In the style of popular literary illustration, with imagination and poetical susceptibility, may be mentioned SIR EGERTON BRYDGES (1762-1837), who published the Censura Literaria, 1805-09, in ten volumes; the British Bibliographer, in three volumes; an enlarged edition of Collin's British Peerage; Letters on the Genius of Lord Byron, &c. As principal editor of the Retrospective Review, Sir Egerton Brydges drew public attention to the beauties of many old writers, and extended the feeling of admiration which Charles Lamb, Hazlitt, and others had awakened. In 1835 this veteran author edited an edition of Milton's poetical works in six volumes. A tone of querulous egotism and complaint pervades most of the works of this author, but his taste and exertions in English literature entitle him to high respect. Sir Egerton's original works are numerous — Sonnets and Poems, 1785-95; Imaginary Biography, 1834; Autobiography, 1834; with several novels, letters, &c. Wordsworth praised highly the following sonnet by Brydges:
ECHO AND SILENCE.
In eddying course when leaves began to fly,
And Autumn in her lap the treasure strew,
As mid wild scenes I chanc'd the muse to woo
Thro' glens untrod, and woods that frown'd on high;
Two sleeping nymphs, with wonder mute I spy:—
And lo! she's gone. — In robe of dark-green hue
'Twas Echo from her sister Silence flew:
For quick the hunter's horn resounded to the sky.
In shade affrighted Silence melts away.
Not so her sister.
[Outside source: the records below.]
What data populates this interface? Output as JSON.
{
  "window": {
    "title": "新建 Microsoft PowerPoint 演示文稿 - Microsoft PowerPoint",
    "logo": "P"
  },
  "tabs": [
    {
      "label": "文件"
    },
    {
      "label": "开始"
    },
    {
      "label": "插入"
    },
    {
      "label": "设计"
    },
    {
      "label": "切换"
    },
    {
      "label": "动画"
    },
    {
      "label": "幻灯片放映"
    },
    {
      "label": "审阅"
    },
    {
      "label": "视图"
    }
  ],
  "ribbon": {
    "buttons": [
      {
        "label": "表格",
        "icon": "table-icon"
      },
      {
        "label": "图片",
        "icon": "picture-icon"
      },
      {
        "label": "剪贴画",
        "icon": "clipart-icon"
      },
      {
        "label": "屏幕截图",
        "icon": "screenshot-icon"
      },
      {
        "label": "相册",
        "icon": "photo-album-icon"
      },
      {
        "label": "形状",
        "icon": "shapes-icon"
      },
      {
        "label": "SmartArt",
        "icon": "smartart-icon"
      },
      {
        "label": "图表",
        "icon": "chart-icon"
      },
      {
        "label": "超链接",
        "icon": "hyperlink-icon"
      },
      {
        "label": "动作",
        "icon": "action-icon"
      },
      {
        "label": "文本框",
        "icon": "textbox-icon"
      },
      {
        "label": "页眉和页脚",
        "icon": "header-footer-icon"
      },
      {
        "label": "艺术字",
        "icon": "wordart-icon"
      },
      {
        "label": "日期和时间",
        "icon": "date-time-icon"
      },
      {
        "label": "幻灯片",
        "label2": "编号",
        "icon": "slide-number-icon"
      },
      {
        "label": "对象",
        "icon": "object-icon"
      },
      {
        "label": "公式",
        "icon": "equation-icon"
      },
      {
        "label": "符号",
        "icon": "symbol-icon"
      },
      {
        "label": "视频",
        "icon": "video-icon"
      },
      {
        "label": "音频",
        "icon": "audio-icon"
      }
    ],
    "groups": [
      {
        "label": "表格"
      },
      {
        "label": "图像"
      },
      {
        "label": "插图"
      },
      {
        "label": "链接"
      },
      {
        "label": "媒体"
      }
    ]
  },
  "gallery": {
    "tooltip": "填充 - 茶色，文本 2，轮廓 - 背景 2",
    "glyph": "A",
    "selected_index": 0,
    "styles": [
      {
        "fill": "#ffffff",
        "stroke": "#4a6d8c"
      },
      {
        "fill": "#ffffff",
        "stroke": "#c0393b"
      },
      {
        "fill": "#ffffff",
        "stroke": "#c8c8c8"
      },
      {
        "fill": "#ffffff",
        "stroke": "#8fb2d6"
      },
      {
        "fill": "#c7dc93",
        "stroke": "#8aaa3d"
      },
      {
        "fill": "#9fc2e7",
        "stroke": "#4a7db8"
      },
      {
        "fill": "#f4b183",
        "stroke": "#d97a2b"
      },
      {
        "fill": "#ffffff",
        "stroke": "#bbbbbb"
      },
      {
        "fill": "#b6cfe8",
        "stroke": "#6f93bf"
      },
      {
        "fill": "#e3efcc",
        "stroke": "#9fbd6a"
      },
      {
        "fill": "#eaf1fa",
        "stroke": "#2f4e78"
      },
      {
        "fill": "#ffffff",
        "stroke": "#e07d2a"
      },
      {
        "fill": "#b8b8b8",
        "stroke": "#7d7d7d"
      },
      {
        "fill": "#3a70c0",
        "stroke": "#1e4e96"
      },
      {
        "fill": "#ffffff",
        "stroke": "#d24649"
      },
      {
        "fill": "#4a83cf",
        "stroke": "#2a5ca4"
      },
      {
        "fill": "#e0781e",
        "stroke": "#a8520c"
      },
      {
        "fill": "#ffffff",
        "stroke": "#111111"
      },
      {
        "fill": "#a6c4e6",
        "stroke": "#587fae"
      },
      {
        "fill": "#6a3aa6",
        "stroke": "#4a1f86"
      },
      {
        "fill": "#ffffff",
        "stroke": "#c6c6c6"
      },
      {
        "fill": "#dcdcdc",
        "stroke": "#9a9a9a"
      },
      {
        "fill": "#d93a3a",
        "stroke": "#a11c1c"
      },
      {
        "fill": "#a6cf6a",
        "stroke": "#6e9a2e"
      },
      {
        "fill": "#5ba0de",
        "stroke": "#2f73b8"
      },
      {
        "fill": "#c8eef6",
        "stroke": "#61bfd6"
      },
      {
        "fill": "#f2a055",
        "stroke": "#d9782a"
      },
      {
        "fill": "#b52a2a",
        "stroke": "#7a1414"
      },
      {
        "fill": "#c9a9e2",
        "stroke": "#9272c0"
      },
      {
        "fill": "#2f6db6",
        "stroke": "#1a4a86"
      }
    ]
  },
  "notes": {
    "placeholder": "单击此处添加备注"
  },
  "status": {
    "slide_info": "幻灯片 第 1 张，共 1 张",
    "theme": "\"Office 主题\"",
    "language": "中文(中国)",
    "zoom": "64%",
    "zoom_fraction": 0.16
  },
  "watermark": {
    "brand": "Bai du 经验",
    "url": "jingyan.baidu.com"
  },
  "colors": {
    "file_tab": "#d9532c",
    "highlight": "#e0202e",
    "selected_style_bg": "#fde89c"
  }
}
Hark! For onward still
With far-heard step she takes her hasty way,
Bounding from rock to rock, and hill to hill:
Ah! mark the merry maid, in mockful play,
With thousand mimic tones the laughing forest fill!